Automated Fake Account Detection at LinkedIn
September 12, 2018
To maintain a safe and trusted professional community on LinkedIn, we require that every LinkedIn profile must uniquely represent a real person. One of the ways we ensure that accounts are real is by building automated detection systems at scale for detecting and taking action against fake accounts. The Anti-Abuse team at LinkedIn creates the systems that allow us to protect our members from activity by bad actors.
Unfortunately, LinkedIn is the target of bad actors who constantly try to create fake accounts. There is a wide range of sophistication behind these bad actors and the intent varies. Fake profiles can be used to carry out many different types of abuse: scraping, spamming, fraud, and phishing, among others. By preventing or promptly removing fake accounts on the site, we ensure that LinkedIn members are protected.
In order to build robust countermeasures against different types of attacks on our platform, we employ a funnel of defenses to detect and take down fake accounts at multiple stages. We aim to catch the majority of fake accounts as quickly as possible to prevent harm to our members.
At the top of the funnel is the first line of defense: registration scoring. For many types of abuse, attackers require a large number of fake accounts for the attack to be financially feasible. Thus, in order to proactively stop fake accounts at scale, we have machine-learned models to detect groups of accounts that look or act similarly, which implies they were created or controlled by the same bad actor.
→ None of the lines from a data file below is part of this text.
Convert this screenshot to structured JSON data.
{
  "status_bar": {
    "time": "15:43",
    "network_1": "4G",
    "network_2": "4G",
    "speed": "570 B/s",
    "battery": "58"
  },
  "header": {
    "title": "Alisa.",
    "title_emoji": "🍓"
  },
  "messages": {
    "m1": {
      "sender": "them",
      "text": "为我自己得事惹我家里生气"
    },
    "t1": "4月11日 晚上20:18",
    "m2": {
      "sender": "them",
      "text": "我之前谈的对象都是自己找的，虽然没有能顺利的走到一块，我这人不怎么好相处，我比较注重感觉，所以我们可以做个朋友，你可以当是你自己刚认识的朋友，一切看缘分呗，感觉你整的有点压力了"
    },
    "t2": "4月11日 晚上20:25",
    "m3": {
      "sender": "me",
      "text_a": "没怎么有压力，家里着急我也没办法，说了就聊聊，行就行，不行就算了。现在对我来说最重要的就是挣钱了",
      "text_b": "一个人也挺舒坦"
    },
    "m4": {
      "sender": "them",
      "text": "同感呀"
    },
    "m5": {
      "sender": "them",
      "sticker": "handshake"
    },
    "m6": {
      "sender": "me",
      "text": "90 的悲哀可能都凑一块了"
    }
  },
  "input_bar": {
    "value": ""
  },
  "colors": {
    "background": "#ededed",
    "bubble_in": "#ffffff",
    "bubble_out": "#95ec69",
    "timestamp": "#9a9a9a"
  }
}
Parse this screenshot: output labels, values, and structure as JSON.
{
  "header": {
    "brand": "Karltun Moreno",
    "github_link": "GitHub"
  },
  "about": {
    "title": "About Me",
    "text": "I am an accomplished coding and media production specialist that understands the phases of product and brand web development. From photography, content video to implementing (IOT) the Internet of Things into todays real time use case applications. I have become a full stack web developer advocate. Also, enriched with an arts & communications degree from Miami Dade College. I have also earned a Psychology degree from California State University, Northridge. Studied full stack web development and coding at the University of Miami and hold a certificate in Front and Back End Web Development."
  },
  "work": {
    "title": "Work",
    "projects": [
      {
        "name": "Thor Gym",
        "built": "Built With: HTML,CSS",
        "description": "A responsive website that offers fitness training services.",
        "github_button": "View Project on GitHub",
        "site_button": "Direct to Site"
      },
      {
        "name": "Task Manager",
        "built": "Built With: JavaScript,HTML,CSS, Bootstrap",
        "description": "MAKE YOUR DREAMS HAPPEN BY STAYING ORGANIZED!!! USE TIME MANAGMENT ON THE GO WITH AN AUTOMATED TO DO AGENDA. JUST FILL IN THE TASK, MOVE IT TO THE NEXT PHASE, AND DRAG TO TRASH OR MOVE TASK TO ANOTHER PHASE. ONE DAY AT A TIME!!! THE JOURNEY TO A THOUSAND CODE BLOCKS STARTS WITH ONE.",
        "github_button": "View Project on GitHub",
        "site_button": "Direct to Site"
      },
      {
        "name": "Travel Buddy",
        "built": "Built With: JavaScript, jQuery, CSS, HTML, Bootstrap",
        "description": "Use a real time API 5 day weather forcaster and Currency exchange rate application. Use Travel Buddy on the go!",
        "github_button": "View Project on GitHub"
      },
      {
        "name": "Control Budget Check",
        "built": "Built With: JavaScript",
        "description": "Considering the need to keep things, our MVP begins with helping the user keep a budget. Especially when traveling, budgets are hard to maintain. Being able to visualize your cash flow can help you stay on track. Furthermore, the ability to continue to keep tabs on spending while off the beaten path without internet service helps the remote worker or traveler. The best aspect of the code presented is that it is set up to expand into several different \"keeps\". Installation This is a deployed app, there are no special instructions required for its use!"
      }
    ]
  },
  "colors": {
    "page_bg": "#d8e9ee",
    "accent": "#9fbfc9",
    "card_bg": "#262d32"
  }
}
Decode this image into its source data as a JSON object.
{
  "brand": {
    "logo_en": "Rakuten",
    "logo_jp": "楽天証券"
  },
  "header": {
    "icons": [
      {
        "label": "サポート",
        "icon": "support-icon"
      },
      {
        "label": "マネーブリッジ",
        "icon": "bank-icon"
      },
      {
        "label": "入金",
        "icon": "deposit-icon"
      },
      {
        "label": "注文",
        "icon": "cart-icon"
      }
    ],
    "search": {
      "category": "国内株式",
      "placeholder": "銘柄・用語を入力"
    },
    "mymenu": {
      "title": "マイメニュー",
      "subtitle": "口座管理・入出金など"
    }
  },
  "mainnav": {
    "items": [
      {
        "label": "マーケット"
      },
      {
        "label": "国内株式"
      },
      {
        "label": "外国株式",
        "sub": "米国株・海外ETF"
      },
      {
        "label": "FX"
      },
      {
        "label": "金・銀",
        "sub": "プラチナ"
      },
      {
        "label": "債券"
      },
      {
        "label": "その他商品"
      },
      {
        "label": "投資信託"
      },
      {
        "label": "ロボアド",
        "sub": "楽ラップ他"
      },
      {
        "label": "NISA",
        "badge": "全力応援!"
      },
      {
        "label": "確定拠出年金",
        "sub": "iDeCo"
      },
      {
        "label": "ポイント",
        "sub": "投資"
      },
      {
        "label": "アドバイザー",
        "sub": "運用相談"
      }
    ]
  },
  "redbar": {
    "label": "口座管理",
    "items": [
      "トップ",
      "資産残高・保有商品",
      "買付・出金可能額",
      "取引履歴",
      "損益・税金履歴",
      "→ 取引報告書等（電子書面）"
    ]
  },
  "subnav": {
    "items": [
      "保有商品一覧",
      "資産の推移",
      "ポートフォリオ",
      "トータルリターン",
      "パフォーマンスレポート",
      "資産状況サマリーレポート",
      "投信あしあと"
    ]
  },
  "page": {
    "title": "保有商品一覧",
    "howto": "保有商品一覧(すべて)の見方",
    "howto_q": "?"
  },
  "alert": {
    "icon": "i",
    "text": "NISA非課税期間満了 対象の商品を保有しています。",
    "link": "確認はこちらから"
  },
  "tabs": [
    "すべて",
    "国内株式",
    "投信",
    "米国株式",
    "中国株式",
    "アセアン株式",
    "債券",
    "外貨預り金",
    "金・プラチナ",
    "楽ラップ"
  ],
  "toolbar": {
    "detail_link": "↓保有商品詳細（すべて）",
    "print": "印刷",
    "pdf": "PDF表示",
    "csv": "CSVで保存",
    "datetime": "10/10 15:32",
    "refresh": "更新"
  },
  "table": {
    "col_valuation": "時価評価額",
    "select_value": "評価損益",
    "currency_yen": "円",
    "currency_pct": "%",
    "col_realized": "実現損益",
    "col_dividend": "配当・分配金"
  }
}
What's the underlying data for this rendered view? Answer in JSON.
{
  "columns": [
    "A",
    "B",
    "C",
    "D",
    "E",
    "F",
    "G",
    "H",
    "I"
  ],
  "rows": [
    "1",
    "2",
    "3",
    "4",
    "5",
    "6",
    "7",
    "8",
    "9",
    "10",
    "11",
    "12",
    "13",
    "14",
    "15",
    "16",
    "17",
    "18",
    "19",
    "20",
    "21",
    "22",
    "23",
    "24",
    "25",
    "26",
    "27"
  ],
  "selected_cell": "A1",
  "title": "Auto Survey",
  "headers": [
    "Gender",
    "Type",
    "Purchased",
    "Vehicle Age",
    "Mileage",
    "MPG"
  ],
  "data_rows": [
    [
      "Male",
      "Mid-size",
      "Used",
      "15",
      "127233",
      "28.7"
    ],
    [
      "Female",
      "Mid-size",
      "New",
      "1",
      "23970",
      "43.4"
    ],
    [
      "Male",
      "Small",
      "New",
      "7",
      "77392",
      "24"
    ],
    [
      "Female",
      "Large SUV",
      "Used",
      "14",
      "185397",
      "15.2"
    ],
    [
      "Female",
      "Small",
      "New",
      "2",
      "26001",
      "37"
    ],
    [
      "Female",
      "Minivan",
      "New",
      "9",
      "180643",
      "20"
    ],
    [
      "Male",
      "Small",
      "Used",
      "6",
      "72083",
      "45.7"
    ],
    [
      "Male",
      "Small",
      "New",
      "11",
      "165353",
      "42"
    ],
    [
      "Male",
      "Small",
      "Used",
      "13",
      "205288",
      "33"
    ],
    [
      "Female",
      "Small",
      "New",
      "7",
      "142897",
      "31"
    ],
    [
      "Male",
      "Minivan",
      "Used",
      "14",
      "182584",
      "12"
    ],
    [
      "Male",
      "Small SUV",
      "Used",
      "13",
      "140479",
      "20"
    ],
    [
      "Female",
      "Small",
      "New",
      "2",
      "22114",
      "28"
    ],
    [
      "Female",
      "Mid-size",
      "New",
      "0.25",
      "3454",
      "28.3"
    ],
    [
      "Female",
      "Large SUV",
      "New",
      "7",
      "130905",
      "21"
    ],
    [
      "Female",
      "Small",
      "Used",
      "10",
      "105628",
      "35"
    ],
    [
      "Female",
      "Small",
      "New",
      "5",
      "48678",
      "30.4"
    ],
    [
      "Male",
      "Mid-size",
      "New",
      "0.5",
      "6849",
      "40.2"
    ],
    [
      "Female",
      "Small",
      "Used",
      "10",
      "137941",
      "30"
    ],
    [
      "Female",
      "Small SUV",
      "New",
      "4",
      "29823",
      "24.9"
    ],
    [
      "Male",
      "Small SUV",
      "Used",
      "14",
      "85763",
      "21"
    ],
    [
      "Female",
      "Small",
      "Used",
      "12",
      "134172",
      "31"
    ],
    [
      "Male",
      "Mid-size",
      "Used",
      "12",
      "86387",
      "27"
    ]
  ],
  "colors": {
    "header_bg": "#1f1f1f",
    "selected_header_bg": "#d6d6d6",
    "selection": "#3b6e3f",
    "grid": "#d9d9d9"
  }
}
Every new user registration attempt is evaluated by a machine-learned model that gives an abuse risk score. Signup attempts with a low abuse risk score are allowed to register right away, while attempts with a high abuse risk score are prevented from creating an account. Attempts with medium risk scores are challenged by our security measures to verify that they are real people. This registration model is quite effective at preventing bulk fake account creation. The figure below shows one attack where the model blocked five million fake accounts from being created in less than a day.
Although we prevent a large majority of bulk fake accounts from being created at registration, we sometimes don’t have enough information at that point to determine if accounts are fake. For this reason, we have other downstream models to catch smaller batches of fakes. First, we create clusters of accounts by grouping them based on shared attributes. We then find account clusters that show a statistically abnormal distribution of data, which is indicative of being created or controlled by a single bad actor. These are supervised machine learning models that use features per cluster instead of per member. The models score the clusters, then propagate the cluster label to individual accounts. This cluster approach allows us to catch more fake accounts quickly, faster than we could if we wait for them to start taking abusive actions on the site.
Fake accounts that are not created in bulk by a single bad actor are often detected by our activity-based models. Our models require more information on these accounts’ behavior to decide whether they are indeed fake. We have many models that either look for specific types of bad behavior typical to abusive accounts or behavior that is anomalous. Additionally, our systems have redundancy, which ensures that fake accounts not caught by the early stages of our defenses (top of the funnel) are eventually caught by the latter ones (bottom of the funnel).
A human element will always be necessary to catch fake accounts that have evaded our models. While we strive to take down fake accounts before they interact with our members, we also get signals from our members who report suspicious activity on the site. Members give us valuable information by reporting accounts that have not been caught by our models so that they can go through additional scoring and review. Finally, we have a team of investigators that look for accounts that have evaded all levels of automated defenses. These investigations also yield valuable signals that can subsequently be incorporated into our models.
We are constantly improving our fake account models given the adversarial nature of abuse. The quicker we catch fake accounts, the more we prevent damage to our members, which helps keep LinkedIn a safe, trusted and professional community.